Below are records; count the lines that hold the string "Levels" and give only the count.
(GIVEN ENTRIES)
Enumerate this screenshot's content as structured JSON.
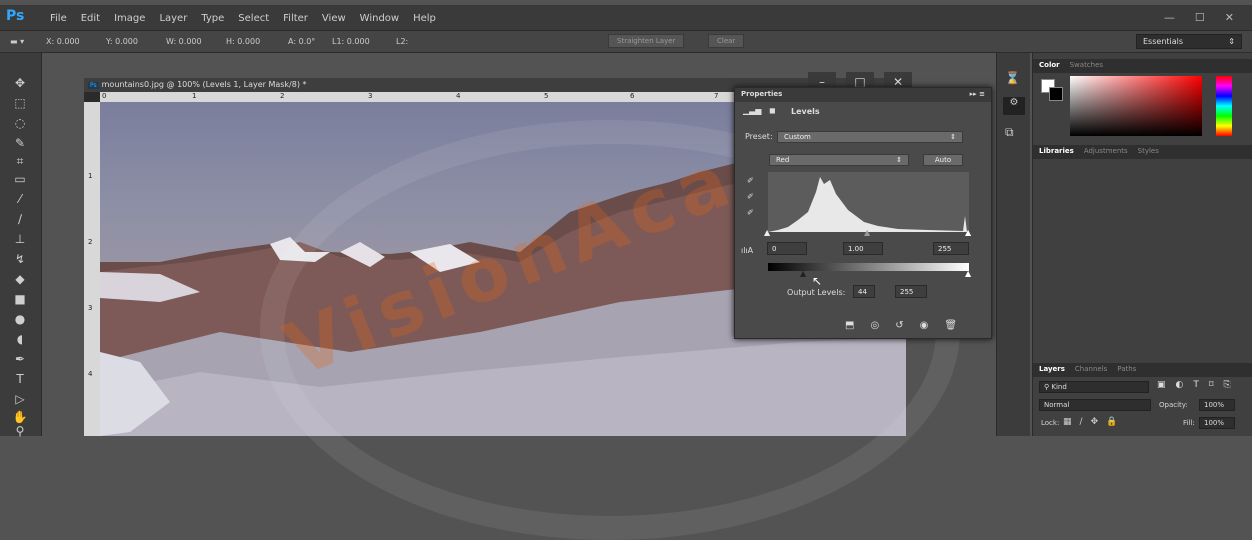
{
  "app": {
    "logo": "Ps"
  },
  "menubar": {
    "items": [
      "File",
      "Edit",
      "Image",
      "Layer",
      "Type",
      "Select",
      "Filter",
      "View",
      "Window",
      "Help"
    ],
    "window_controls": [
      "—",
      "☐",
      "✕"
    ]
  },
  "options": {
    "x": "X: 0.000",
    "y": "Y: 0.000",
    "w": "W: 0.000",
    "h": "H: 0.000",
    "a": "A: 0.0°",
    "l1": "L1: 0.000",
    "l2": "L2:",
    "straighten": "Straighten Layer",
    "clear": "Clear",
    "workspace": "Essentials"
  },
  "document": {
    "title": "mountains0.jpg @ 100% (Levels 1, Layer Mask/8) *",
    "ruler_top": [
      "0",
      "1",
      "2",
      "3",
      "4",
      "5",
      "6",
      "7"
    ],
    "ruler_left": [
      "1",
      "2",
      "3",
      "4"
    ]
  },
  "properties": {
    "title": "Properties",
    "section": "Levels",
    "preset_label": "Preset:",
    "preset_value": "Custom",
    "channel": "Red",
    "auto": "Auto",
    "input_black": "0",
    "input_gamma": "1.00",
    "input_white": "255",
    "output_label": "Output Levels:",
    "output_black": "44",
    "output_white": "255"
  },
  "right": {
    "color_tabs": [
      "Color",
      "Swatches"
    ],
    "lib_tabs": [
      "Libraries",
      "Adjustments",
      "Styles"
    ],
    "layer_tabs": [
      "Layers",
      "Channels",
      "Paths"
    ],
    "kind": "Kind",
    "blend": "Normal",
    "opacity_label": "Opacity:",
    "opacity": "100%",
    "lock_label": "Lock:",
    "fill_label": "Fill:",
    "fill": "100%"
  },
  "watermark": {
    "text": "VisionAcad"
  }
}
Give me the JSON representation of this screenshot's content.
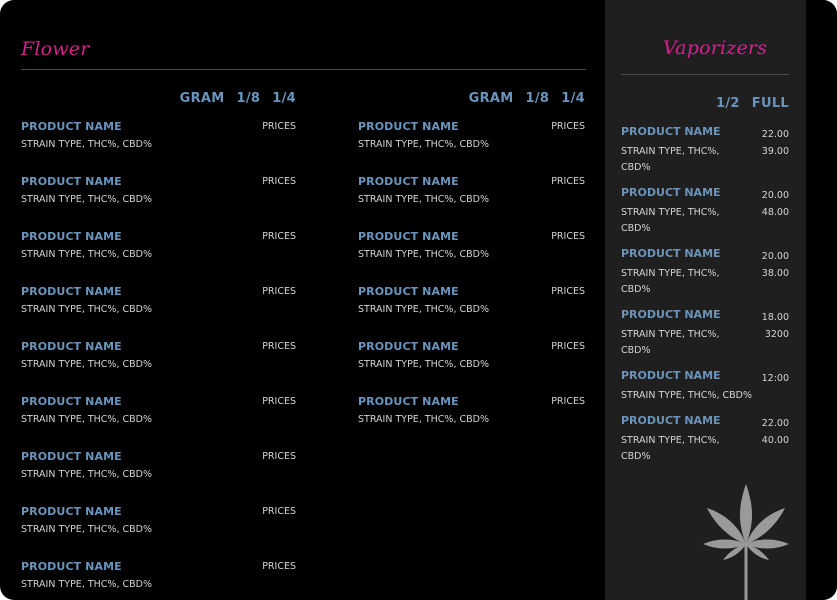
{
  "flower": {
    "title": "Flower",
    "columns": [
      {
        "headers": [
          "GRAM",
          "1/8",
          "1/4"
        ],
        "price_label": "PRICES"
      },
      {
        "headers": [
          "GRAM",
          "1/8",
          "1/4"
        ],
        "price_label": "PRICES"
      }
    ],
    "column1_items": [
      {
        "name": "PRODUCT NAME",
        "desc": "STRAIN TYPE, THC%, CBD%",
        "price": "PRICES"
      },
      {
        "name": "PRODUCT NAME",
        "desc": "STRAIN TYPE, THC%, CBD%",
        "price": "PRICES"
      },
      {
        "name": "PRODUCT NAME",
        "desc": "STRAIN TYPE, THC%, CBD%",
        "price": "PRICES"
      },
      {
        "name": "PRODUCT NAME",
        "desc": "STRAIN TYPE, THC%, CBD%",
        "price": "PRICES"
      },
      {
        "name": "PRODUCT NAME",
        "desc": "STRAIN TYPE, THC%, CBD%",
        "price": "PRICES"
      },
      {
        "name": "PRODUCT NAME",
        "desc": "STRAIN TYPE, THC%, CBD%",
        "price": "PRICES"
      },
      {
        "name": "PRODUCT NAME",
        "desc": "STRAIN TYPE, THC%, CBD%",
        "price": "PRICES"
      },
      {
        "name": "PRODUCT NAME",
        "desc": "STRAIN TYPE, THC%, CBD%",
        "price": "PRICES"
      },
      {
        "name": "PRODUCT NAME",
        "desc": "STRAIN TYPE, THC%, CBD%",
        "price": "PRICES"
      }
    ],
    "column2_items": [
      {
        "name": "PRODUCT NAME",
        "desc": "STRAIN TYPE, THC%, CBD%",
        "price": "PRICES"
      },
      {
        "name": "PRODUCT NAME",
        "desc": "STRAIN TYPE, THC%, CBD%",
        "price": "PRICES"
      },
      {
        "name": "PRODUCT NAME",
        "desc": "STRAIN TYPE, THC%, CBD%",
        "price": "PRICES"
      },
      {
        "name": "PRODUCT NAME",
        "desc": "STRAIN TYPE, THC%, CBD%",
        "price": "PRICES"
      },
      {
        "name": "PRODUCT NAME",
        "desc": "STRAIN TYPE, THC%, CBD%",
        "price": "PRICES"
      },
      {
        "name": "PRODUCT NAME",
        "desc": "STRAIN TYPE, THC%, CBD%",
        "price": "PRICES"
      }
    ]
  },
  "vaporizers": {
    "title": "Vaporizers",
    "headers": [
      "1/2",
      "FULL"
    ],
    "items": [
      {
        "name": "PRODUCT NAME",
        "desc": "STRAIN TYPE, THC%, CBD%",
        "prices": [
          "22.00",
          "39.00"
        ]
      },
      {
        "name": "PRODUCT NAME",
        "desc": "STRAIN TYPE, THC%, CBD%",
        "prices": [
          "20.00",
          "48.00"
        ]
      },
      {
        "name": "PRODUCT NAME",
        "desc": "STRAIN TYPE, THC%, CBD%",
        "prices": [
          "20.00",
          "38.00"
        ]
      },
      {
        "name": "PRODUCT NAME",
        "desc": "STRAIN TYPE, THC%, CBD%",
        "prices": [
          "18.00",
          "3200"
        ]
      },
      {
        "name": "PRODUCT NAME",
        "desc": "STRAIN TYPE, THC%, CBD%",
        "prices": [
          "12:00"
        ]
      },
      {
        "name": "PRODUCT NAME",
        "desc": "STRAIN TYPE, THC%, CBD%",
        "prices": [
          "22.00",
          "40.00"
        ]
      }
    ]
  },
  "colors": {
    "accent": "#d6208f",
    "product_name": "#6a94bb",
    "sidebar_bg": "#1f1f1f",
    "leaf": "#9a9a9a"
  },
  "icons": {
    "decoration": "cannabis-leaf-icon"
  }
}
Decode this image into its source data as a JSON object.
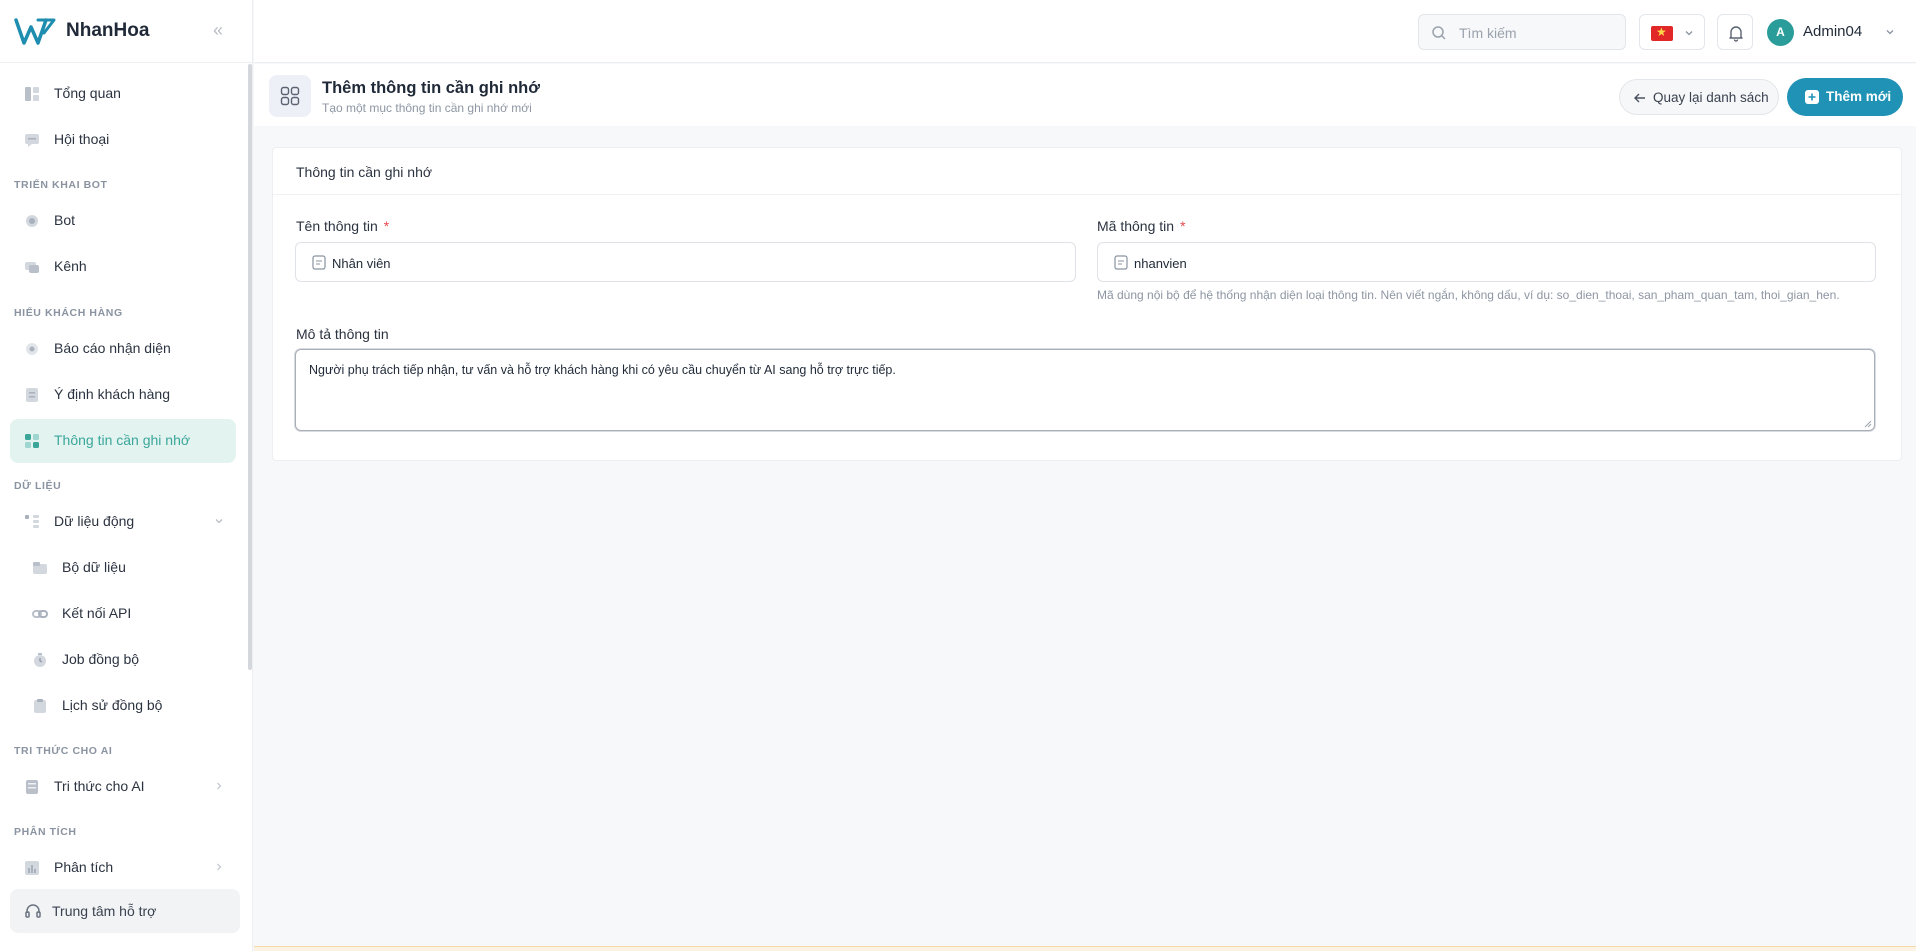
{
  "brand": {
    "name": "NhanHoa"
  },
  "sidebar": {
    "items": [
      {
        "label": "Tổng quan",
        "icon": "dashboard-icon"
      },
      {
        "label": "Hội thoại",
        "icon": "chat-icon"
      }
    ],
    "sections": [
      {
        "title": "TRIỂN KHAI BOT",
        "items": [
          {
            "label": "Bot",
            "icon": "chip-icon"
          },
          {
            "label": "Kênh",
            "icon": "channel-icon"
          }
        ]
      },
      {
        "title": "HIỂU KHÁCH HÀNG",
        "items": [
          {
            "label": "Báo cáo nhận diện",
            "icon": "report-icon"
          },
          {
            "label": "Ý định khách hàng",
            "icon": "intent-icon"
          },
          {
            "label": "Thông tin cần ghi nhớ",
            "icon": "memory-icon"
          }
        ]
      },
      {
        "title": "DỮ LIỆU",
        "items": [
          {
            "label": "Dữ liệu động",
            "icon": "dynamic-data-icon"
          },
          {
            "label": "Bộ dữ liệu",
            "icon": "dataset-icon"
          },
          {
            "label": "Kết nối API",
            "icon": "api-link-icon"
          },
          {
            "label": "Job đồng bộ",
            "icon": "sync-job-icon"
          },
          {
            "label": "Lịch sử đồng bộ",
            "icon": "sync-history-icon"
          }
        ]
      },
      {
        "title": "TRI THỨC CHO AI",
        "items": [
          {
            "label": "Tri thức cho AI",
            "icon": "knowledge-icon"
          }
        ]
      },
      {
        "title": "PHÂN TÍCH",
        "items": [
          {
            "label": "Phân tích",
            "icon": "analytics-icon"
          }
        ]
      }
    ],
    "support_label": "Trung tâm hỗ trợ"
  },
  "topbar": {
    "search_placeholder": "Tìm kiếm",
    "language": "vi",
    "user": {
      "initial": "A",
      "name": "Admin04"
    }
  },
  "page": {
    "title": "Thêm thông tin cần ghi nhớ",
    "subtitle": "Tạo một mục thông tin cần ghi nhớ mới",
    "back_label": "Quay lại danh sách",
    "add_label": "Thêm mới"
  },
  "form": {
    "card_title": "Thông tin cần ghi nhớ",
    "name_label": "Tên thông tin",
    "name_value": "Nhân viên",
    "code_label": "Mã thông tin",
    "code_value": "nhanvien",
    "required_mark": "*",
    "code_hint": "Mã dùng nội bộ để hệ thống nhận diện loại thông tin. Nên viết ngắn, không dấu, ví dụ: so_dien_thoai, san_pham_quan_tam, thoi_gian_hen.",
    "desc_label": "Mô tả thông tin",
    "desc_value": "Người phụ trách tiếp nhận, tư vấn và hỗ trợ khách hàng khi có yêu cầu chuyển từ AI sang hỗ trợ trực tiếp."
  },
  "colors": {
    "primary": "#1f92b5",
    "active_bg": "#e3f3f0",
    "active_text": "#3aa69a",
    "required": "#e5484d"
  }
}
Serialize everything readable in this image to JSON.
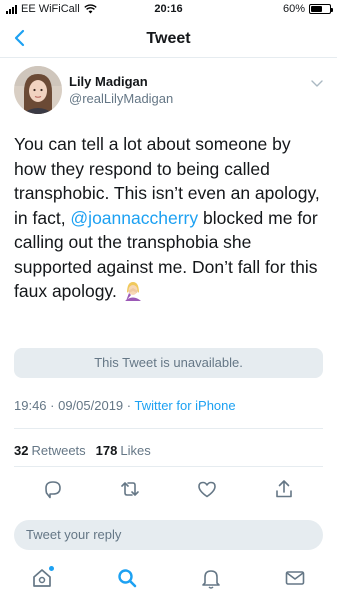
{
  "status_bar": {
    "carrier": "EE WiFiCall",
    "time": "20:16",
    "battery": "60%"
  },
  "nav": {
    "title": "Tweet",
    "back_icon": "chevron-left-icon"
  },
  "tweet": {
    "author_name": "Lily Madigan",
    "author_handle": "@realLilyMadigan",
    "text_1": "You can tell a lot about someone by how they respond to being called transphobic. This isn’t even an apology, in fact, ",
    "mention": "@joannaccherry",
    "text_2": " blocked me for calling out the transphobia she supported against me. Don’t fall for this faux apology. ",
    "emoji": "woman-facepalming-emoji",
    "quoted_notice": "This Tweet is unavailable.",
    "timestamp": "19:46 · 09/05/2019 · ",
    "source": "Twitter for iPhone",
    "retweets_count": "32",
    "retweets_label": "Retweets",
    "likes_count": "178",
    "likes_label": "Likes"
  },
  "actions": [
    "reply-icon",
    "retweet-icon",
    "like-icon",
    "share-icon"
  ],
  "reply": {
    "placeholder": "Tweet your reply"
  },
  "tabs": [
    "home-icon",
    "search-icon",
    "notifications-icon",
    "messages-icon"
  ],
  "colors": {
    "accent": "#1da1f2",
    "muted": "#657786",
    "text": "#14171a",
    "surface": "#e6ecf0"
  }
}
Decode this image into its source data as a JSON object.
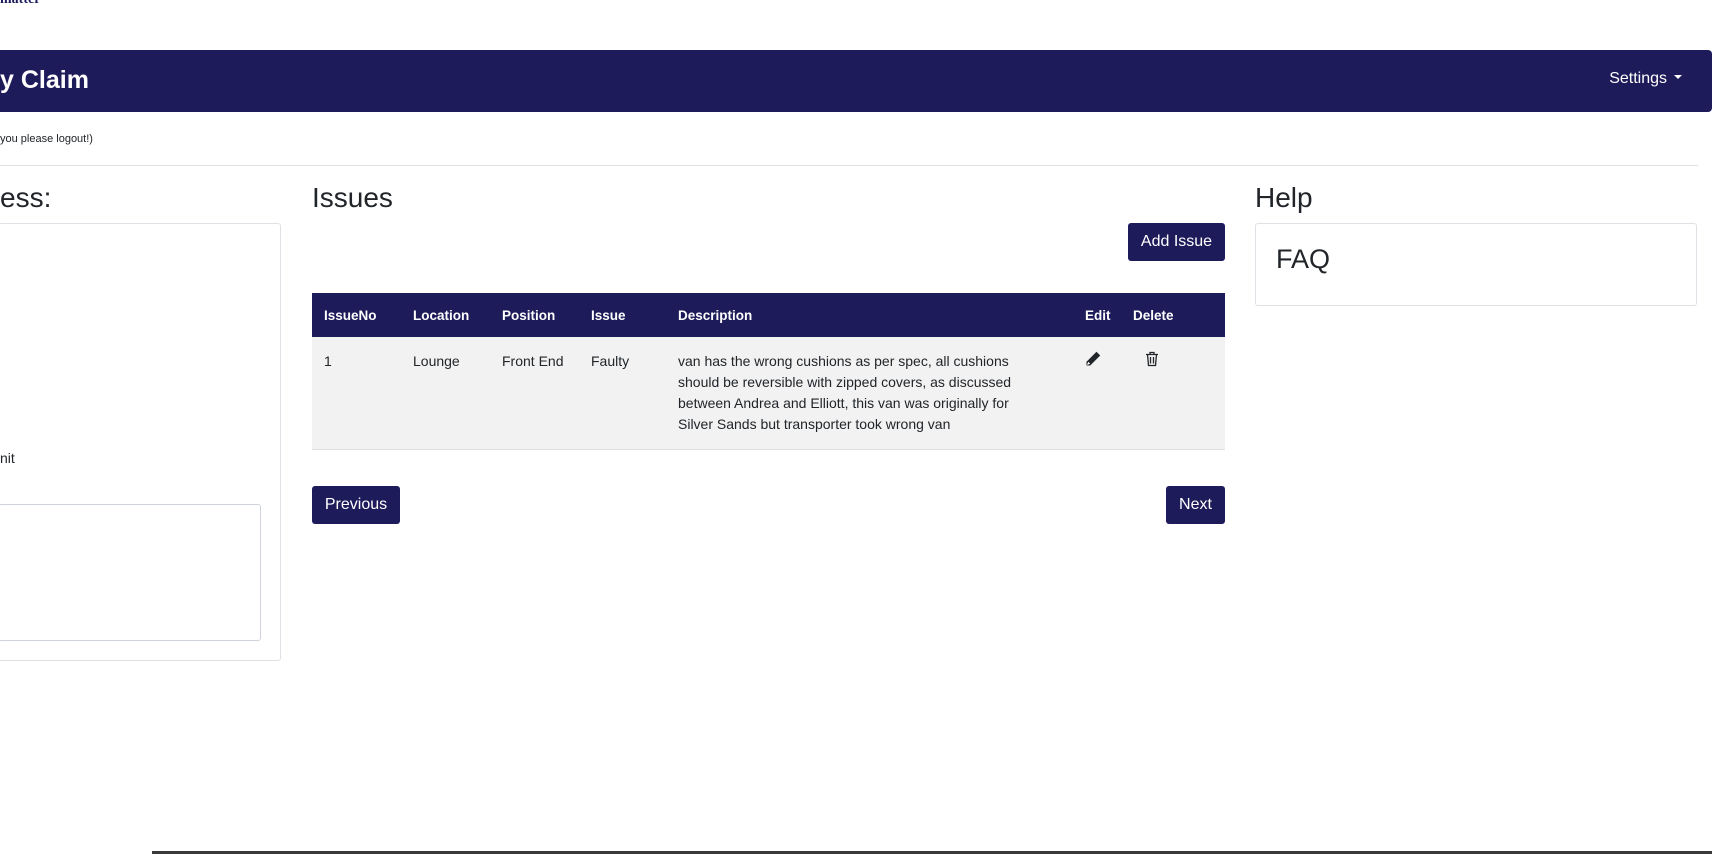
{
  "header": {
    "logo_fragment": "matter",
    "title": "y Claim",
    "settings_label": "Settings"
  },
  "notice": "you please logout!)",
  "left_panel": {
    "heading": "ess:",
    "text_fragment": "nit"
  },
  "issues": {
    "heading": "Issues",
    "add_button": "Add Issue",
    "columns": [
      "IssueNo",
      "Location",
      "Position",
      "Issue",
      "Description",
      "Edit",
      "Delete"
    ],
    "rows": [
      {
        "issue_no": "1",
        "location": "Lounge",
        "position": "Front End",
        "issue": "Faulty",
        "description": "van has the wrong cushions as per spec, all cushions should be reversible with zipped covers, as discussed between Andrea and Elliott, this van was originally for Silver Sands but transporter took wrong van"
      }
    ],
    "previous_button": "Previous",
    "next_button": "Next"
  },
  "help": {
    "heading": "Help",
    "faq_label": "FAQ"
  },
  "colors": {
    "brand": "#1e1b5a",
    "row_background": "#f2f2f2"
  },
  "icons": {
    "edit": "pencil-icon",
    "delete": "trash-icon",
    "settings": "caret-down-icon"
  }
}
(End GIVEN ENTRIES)
* **REPLY TO THE TASK**
3